"Airbus has never made a secret that our engineering resources are stretched thin," Mr Enders said during a two-day visit to Airbus's Indian operations in Bangalore last week.
"We're taking this decision very seriously because we cannot afford that other programmes, especially the 350, should suffer."
There is an 80pc chance that Airbus will go ahead with the new engine, according to reports last week, but the plan still needs approval from Airbus executives and EADS, its parent company.
At its base in Bangalore, Airbus has 160 engineers working on the A350 and A380 programmes in conjunction with staff in France, Germany and Britain.
The company plans to have 200 staff at the engineering centre by the end of the year and 400 by 2013.
India produces around 350,000 engineering graduates a year, about 25pc of which Airbus describes as "employable".
"I don't think 400 is going to be the final number, there is a huge pool of talent we can tap into," said Mr Enders. "In terms of the work we sub-contract, there's a lot more to come."
In the past, most of the work done for Airbus by external suppliers has been making parts of the airframe, and while some manufacturing work is now being done in India, it is the engineering and technology base that is more attractive, Mr Enders said.
"IT, simulations, technical publication - all these are things which India is particularly good at," he said.
Engineering staff in India are cheaper to employ than in Europe, although the company declined to say what the difference in average salaries is.
Airbus expects to do around $1bn (£632m) of business in India in the next decade, with local companies such as Tata, Mahindra and state-owned Hindustan Aeronautics.
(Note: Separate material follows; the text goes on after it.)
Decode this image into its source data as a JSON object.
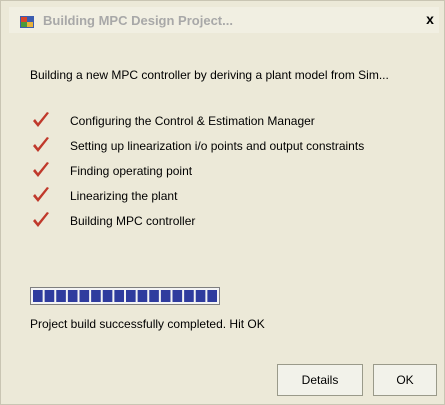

The last two are also joint-venture partners of BAE Systems.
Airbus has no plans for now to build a final assembly line in India like the one which opened in Tianjin, China in 2008.
Airbus expects India to need around 1,000 new planes over the next 20 years, compared with 3,000 in China. Air traffic has expanded by 16pc in India this year.
Mr Enders said jobs at Airbus's manufacturing and design sites in Filton and Broughton, Toulouse, and Hamburg are not as risk from work being done in India for now.
"I will not guarantee jobs but right now our immediate concern is that we ramp up production and find good people."